─── Records supplied ───

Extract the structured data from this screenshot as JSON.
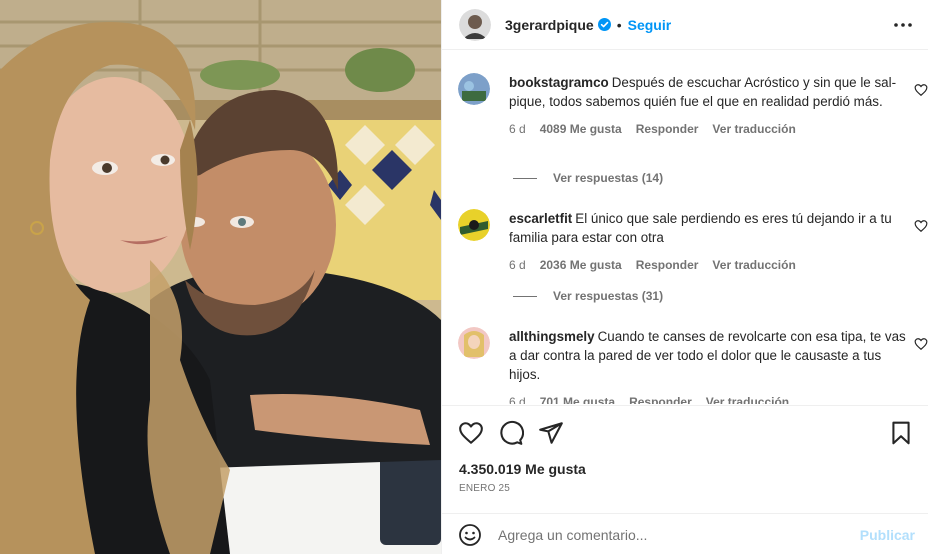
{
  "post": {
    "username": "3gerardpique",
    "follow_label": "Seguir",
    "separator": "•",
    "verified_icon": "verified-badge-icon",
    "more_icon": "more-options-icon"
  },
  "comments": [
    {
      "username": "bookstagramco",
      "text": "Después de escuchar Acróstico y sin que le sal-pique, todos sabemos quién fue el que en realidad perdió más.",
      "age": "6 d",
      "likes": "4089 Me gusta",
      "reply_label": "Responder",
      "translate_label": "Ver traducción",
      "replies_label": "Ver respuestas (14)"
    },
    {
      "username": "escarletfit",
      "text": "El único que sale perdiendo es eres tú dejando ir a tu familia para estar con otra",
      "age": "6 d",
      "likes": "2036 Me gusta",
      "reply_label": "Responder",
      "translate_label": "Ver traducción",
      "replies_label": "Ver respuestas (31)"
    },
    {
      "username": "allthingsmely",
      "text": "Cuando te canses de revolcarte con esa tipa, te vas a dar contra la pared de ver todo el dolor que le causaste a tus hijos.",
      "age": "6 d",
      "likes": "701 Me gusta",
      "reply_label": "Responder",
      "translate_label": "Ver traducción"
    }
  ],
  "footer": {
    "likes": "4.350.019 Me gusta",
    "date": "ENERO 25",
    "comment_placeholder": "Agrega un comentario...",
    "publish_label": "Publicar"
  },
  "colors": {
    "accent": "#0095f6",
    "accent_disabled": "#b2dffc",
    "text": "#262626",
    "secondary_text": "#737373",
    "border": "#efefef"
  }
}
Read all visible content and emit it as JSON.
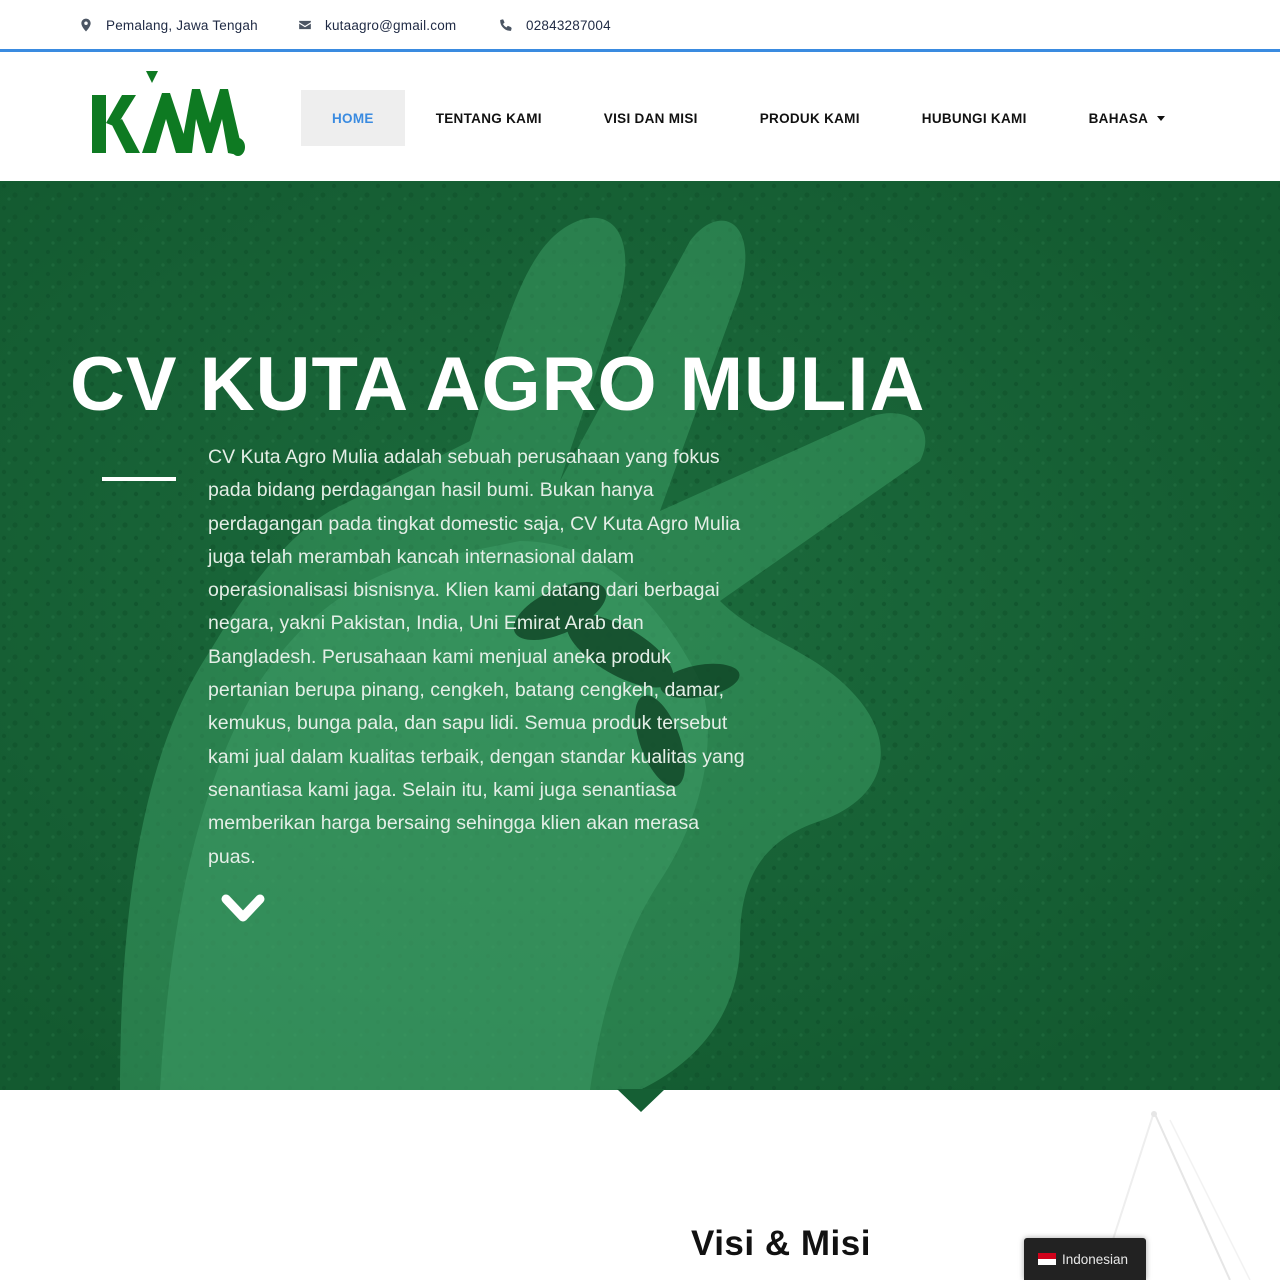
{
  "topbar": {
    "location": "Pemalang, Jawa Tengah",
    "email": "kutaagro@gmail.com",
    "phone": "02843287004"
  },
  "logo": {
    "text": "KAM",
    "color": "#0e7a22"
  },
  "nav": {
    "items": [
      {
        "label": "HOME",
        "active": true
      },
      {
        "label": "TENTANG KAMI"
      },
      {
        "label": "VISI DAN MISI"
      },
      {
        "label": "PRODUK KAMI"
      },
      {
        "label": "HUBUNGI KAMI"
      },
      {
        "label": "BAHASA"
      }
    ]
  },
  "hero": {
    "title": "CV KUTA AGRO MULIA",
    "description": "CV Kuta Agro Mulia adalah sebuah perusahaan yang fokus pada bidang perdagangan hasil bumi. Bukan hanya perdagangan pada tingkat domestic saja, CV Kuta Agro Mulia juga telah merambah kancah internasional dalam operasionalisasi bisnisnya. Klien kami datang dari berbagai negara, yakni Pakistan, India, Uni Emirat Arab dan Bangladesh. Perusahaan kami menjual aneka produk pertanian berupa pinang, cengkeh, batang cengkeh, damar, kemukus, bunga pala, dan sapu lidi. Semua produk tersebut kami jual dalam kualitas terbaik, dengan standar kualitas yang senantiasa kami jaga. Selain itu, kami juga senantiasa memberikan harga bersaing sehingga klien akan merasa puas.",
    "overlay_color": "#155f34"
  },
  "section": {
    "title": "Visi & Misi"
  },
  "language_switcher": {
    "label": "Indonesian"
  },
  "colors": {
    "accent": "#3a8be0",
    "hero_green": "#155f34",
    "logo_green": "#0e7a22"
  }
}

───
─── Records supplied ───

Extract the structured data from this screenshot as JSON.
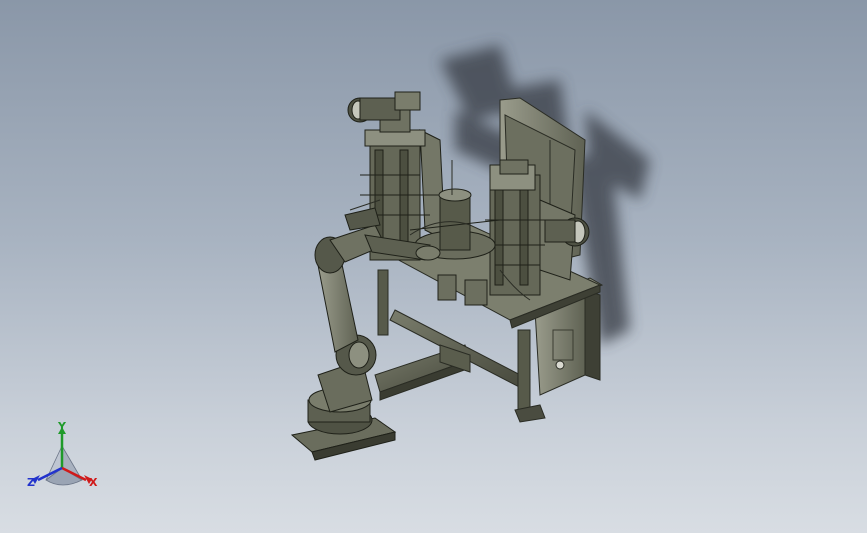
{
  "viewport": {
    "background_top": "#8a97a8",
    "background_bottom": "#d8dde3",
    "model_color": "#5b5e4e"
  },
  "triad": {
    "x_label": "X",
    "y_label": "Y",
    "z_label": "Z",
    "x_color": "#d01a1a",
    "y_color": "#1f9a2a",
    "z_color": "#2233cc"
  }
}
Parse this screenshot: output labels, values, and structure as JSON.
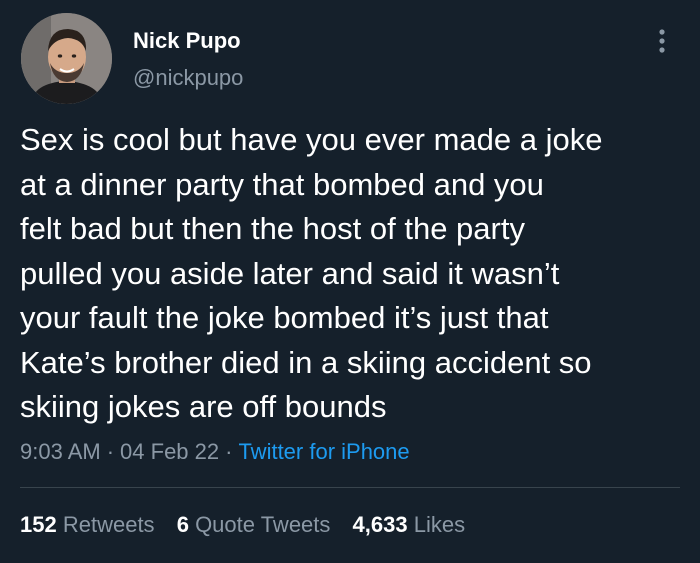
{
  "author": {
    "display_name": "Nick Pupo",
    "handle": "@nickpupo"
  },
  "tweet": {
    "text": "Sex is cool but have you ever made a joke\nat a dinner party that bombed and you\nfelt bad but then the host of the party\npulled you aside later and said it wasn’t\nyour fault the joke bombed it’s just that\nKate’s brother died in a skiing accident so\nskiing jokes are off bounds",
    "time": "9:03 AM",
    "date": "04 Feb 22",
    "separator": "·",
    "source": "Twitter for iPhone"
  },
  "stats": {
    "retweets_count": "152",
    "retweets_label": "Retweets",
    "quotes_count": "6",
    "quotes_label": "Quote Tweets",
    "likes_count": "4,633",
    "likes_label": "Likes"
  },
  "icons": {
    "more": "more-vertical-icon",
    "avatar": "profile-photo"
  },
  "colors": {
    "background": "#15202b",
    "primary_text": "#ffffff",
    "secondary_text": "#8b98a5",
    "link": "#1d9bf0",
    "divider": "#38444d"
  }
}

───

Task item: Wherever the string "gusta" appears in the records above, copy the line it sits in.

Output for this exercise:
      "likes": "4089 Me gusta",
      "likes": "2036 Me gusta",
      "likes": "701 Me gusta",
    "likes": "4.350.019 Me gusta",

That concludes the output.